When Russia dropped into Afganistan the US vis the CIA collected as many of them as the could and shipped them to The Base (al Quaida) in Afganistan. They put their good mate OBL in charge of the training there. The CIA supplied them with arms and was paid in heroin for those weapons. When the Russians left the US just walked away and left them to their own devices. If you are going to create a monster make sure when you have finished with him to lock him up and throw away the key or he'll come back and bite you on the arse. Just like OBL did.

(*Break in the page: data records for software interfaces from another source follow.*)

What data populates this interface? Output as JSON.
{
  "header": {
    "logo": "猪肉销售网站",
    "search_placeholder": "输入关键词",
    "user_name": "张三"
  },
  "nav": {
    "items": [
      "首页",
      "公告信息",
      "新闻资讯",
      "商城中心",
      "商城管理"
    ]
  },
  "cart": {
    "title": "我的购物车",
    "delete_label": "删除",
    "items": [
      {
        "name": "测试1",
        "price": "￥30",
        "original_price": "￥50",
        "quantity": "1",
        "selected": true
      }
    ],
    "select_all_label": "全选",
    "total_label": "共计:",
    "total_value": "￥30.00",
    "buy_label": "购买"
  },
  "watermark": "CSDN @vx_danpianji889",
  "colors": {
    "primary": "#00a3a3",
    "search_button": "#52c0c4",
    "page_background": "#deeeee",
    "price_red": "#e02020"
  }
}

This is the last I will say on the subject. As for the bible, I suggest you go through it from start to finish and make a note of all the references to making Christianity the only religion in the world and to kill those who refuse. You in for a very big surprise.

Victor said...

davo

This is also my last contribution to this thread.

By far the largest part of the Bible consists of what Christians refer to as the "Old Testament".

It was written by Jews for Jews and, because Judaism (unlike Christianity and Islam) does not seek to convert the world, there was no reason for it to threaten all who did not convert with the sword.

What it does contain, amongst many other things of considerably greater value, are some aggressive and bloodthirsty references to specific foreign oppressors or tribal enemies.

The Canaanites and Jebusites are promised and given, we're told, a particularly tough and apparently undeserved hard time. The Amalekites fare even worse but the narrative suggests that they've asked for it.

However, it's all tribe specific, like the lore of many another bunch of sheep-rearing, hill tribesmen

And there's nothing from Genesis to Nehemiah (or to Maccabees, should you chose to include the Apocrypha), about extirpating non-Christians, for the simple reason that there's no mention of Christianity (which hadn't been invented yet).

Does all this matter? Yes it does! The world is awash with silly theories with no basis in fact about other people's religious beliefs. And that's particularly true of the Middle East, where they're amongst the key drivers of the region's endemic blood letting.

So we really should think hard and check out our facts before enunciating on such subjects.

peterpeasant said...

Neither Putin nor Assad need an armed confrontation with US.

The rebels are very unlikely to have either the chemical weapons or the delivery systems.

Obama is either stupid or lying.

Probably the former, he believes his advisers.

Maybe both, oil and gas reserves still matter very much to all directly involved players, especially the Saudis.

Hat tip to Home Paddock blog (of all places) for that last comment.

Davo Stevens said...

I was not going to add any more to this discussion but I need to add this:

http://freethoughtnation.com/forums/

It discusses in depth the many things wrong with the mono-theistic religions.